Chapter 1: A Computer in the Making     5
Biographical Sketch     5
Defining His Task     6
Preliminary Decisions     8
Atanasoff's Elimination Algorithm     10
Original Storage Design     12
Vacuum-Tube Logic     18
The Memory     21
The Arithmetic Unit     23
Electronic Design of the Add-Subtract Mechanism     30
Timing and Control     46
Decimal Input-Output and Base Conversion     48
Intermediate Binary Input-Output     56
Computation Time     64

Chapter 2: Mauchly's Pre-Atanasoff Years     73
The Evidence     73
The Harmonic Analyzer     74
The Cipher Machine     85
The Two-Neon Device     87
Ring Counters     96
Plan for an Electronic Desk Calculator     99
The Situation as of December, 1940     102

Chapter 3: The ENIAC Connection     105
The ENIAC     105
The December, 1940, Meeting     114
The Interim Period     118
The Situation as of Early June, 1941     130
Mauchly's June, 1941, Visit to Iowa     133
The Post-Iowa Period     155
Mauchly's Testimony in an Earlier Suit     168
The Mauchly-Eckert Link      179
An Interpretation     181

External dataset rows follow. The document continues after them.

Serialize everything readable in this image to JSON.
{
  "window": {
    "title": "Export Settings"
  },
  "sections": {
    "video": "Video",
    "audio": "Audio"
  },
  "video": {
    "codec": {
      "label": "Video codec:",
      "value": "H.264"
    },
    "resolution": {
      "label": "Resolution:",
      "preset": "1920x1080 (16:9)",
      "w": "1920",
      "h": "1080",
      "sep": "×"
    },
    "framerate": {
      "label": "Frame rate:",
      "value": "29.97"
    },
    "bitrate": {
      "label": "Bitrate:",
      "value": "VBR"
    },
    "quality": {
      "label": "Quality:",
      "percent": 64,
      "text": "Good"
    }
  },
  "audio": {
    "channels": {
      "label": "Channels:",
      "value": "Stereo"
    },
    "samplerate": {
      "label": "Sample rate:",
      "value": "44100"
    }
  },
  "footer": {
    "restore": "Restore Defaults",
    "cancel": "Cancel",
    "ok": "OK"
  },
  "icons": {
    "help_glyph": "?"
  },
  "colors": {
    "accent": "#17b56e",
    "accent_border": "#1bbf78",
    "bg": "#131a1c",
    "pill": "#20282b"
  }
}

Chapter 4: Atanasoff's Day in Court     195
The ENIAC Case     195
Atanasoff on the Stand     209
The Decision on Atanasoff     236

Chapter 5: Atanasoff's Place in History     257
A Technological Revolution     257
Atanasoff's Computer     264
The Causal Chain     271

Appendix A: Logic of Electronic Switching     293
Logic and Electronics     293
Atomic Switches     295
Compound Switches     299
Logical Structure of Adding and Subtracting Circuits     305
Atanasoff's Atomic Switches     311
Structure of Atanasoff's Add-Subtract Mechanism     320
Atanasoff's Place in the History of Computer Switching     326

Appendix B: Response to Kathleen Mauchly     355
Kathleen Mauchly's Advocacy      355
The Pre-Atanasoff Years     362
The Post-Atanasoff Years     371

References     379

Index     383


This is the story of the electronic computer that launched the computer revolution, a machine completed in 1942 by John Atanasoff but one he left behind in Iowa for war research in Washington. Drawing on their direct knowledge and on the proceedings of a multimillion-dollar patent trial, the authors upset the commonly held view that the ENIAC was the world's first electronic computer. They detail the Atanasoff computer and its influence on the ENIAC and computers of today. This book supplements the court's strong findings with a much-needed technical foundation as well as a narrative that is rich in human interest.